The thing for me that raises Brinkmann above artists with a similar minimal dub sound, is the fact that Brinkmann always keeps things moving along with a great beat - never falling flat with something that is too cerebral. Brinkmann may be able to do this so easily because he not only has a great ear for what makes a track move in a funky way sort of like his Soul Center works (but without being so overt about it here) as well as in a rhythmic way.
He is also able to combine fun samples with an intelligent sound which makes for enjoyable and repeated listens. Row is the latest compilation to mine his varied output, and includes an excellent sampling, even including some new versions for those who might have already collected the original releases, and it will keep even the most jaded electronic music fan happy.
- We get a tasty 2 minute intro called Corvette to start the disc out from the Thomas Brinkmann & Marcus Schmickler collaboration which may have raised some eyebrows thanks to the use of the sound of racing cars throughout. This is an excellent way to introduce the disc, and whereas usually I don't think of 2 minute intros as proper songs, in this case I think it can be thought in that way. For me I can't help but think of Steve McQueen in the movie Le Mans from 1971.
- A change of pace into the more subtle but quite provocative N.M.Q.P., which sounds like the Laub remixes from earlier this year called Fileshaving, thanks to the female vocal which is put on repeat and funked out by Brinkmann beyond recognition.
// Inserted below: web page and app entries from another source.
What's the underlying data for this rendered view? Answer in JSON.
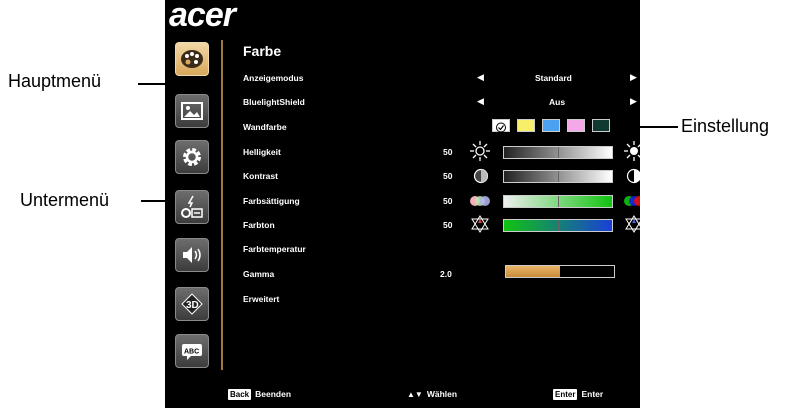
{
  "brand": "acer",
  "menu": {
    "title": "Farbe",
    "tabs": [
      "color-palette-icon",
      "image-icon",
      "gear-icon",
      "input-source-icon",
      "speaker-icon",
      "3d-icon",
      "abc-icon"
    ],
    "rows": [
      {
        "label": "Anzeigemodus",
        "value": "Standard"
      },
      {
        "label": "BluelightShield",
        "value": "Aus"
      },
      {
        "label": "Wandfarbe"
      },
      {
        "label": "Helligkeit",
        "num": "50",
        "level": 50
      },
      {
        "label": "Kontrast",
        "num": "50",
        "level": 50
      },
      {
        "label": "Farbsättigung",
        "num": "50",
        "level": 50
      },
      {
        "label": "Farbton",
        "num": "50",
        "level": 50
      },
      {
        "label": "Farbtemperatur"
      },
      {
        "label": "Gamma",
        "num": "2.0",
        "level": 50
      },
      {
        "label": "Erweitert"
      }
    ],
    "wall_colors": [
      "#ffffff",
      "#f7ef6a",
      "#4aa2f0",
      "#f4a8e8",
      "#0e3a32"
    ]
  },
  "footer": {
    "back_key": "Back",
    "back_label": "Beenden",
    "select_label": "Wählen",
    "enter_key": "Enter",
    "enter_label": "Enter"
  },
  "callouts": {
    "hauptmenu": "Hauptmenü",
    "untermenu": "Untermenü",
    "einstellung": "Einstellung"
  }
}
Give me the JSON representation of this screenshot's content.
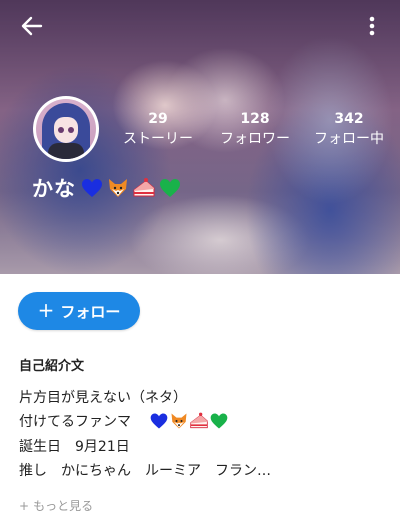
{
  "profile": {
    "name": "かな",
    "name_emojis": [
      "blue-heart",
      "fox",
      "cake",
      "green-heart"
    ]
  },
  "stats": {
    "stories": {
      "count": "29",
      "label": "ストーリー"
    },
    "followers": {
      "count": "128",
      "label": "フォロワー"
    },
    "following": {
      "count": "342",
      "label": "フォロー中"
    }
  },
  "actions": {
    "follow_icon": "+",
    "follow_label": "フォロー"
  },
  "bio": {
    "title": "自己紹介文",
    "line1": "片方目が見えない（ネタ）",
    "line2": "付けてるファンマ",
    "line3": "誕生日　9月21日",
    "line4": "推し　かにちゃん　ルーミア　フラン…",
    "more_icon": "+",
    "more_label": "もっと見る"
  },
  "colors": {
    "accent": "#1e88e5",
    "heart_blue": "#1a2ee0",
    "heart_green": "#19b24a",
    "fox": "#f08a24"
  }
}
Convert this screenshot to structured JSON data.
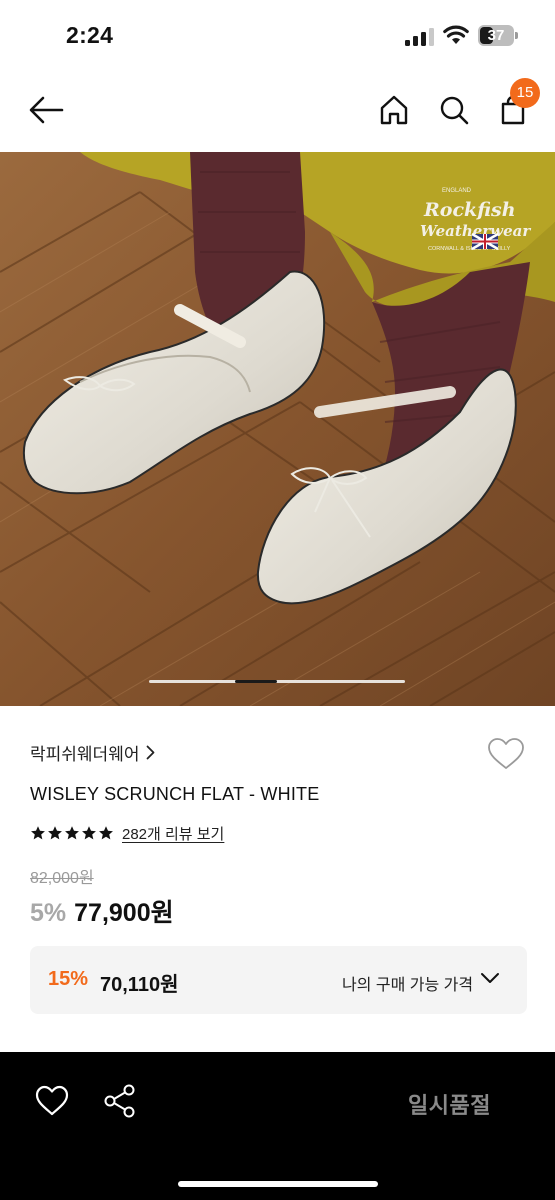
{
  "status_bar": {
    "time": "2:24",
    "battery": "37"
  },
  "nav": {
    "back_icon": "arrow-left-icon",
    "home_icon": "home-icon",
    "search_icon": "search-icon",
    "cart_icon": "shopping-bag-icon",
    "cart_count": "15"
  },
  "hero": {
    "logo_text_line1": "Rockfish",
    "logo_text_line2": "Weatherwear",
    "logo_small_top": "ENGLAND",
    "logo_small_bottom": "CORNWALL & ISLES OF SCILLY",
    "carousel_position": 0.38
  },
  "product": {
    "brand": "락피쉬웨더웨어",
    "title": "WISLEY SCRUNCH FLAT - WHITE",
    "star_count": 5,
    "review_text": "282개 리뷰 보기",
    "original_price": "82,000원",
    "discount_rate": "5%",
    "sale_price": "77,900원"
  },
  "my_price": {
    "rate": "15%",
    "price": "70,110원",
    "label": "나의 구매 가능 가격"
  },
  "bottom_bar": {
    "sold_out_label": "일시품절"
  },
  "colors": {
    "accent": "#f26a1b",
    "bottom_bar": "#000000",
    "sold_out_text": "#8a8a8a"
  }
}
If you liked the Laub remixes you will love this track. I also like the bass guitar which comes in a bit later in this track which helps to give it a krautrock feel.
- Next we have two different new versions of Max.E.3 - the first mix is a more typical minimal dub workout with an emphasis on the quanking keys, until some percussive elements surface later in the mix.
- The second mix of Max.E.3 is my favorite of the two because it emphasizes the poppy percussion more than the underbelly dub, as different clicking percussives surface reminding me of someone walking through empty halls of ancient architectural wonders. The melodic elements take their time to appear and when they do things are really clicking and popping along at a real fine clip.
- The rhythm keeps steady with the next track Max.E.4 with a sampled piano to keep things interesting.
- Isch pays more attention to the funk-ness of the melody (which sounds somewhat like a heavily modulated electric guitar) coupled with the rhythmic build-up. The female voice which comes in saying Isch is what gives this track its title.
- The next track Loplop brings things down a notch in excitement, but brings things up a notch in submerged dub. A little more subtle than the previous couple of tracks but longer (at 9 minutes) there is a lot more going on then first expected and things keep rising in the mix as it extends out.
- Mexico starts with an extended intro consisting of someone saying "Mexico" but it is mutated to sound like "sicko" - this track is a true highlight. Not only is the sample which starts this track cool, but when the track itself kicks in, it is prime minimal dub rhythms.
- The next track, Ribisome, uses the most sampling, with its science class dissertation on ribisomes, genotypes and phenotypes. It sounds like something from New Metaphysics and you might actually learn something from it too.
- The last track is the unreleased Toothpaste, and it's a playful song which has a sample of someone brushing their tooth, gargling etc., and is a lot of fun.
10 tracks total, and Thomas Brinkmann definitely rises to the occasion and he does not disappoint on this stellar collection of his work.